→ Given entries
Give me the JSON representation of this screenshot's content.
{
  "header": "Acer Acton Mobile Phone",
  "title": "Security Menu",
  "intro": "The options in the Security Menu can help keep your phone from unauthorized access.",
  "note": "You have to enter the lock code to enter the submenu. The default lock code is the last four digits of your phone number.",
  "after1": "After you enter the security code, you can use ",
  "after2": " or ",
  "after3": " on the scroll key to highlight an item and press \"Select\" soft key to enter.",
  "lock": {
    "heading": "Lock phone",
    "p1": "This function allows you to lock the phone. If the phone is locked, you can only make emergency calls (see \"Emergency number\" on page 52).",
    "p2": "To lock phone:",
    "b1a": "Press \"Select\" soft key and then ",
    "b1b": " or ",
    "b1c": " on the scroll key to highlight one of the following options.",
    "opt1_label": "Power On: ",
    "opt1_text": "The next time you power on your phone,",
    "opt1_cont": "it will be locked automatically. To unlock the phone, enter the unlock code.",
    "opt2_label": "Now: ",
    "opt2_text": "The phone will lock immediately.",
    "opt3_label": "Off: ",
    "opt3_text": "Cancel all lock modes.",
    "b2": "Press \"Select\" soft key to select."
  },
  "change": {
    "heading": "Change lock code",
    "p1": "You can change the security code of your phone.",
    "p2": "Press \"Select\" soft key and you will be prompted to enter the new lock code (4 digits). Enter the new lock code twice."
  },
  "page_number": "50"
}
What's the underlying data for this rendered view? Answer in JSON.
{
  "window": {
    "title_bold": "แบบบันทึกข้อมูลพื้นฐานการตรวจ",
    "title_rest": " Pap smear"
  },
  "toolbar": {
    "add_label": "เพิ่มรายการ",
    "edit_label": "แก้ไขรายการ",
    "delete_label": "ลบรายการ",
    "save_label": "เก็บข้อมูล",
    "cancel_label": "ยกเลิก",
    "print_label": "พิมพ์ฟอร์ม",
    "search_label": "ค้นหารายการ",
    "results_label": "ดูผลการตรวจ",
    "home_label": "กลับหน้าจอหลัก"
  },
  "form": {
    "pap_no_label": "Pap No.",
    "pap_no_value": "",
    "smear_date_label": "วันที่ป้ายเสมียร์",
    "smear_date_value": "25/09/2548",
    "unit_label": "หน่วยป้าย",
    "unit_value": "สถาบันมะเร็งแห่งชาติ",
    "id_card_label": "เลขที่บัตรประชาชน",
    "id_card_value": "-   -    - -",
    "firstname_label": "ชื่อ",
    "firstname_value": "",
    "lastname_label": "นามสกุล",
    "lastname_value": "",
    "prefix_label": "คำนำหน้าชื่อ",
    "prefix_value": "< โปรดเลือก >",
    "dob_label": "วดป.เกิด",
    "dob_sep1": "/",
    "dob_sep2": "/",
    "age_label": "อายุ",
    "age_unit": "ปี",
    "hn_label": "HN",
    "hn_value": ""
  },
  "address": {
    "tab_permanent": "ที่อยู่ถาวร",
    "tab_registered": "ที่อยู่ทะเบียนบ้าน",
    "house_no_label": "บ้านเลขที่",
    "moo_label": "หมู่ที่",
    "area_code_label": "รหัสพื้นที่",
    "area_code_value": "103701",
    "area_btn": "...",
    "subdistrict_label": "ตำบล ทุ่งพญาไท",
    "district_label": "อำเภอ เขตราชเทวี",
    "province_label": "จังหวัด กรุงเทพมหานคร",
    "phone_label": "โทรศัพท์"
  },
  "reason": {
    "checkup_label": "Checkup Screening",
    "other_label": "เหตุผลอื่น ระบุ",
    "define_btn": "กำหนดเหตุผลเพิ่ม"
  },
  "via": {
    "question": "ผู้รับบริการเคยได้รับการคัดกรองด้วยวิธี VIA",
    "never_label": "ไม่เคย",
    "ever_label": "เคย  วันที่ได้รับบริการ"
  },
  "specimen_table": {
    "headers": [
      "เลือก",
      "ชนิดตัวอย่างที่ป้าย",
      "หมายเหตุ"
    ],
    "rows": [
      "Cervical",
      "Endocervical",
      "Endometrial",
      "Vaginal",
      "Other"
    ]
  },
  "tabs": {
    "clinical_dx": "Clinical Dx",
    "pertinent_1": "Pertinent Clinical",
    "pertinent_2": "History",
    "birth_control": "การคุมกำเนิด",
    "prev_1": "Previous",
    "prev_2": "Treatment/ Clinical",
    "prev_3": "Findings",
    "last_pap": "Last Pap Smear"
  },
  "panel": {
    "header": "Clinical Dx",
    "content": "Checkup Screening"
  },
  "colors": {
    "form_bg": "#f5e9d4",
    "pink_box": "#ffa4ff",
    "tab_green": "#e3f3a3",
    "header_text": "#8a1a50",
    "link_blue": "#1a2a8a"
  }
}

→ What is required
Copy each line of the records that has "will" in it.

→ Answer box
    "opt1_cont": "it will be locked automatically. To unlock the phone, enter the unlock code.",
    "opt2_text": "The phone will lock immediately.",
    "p2": "Press \"Select\" soft key and you will be prompted to enter the new lock code (4 digits). Enter the new lock code twice."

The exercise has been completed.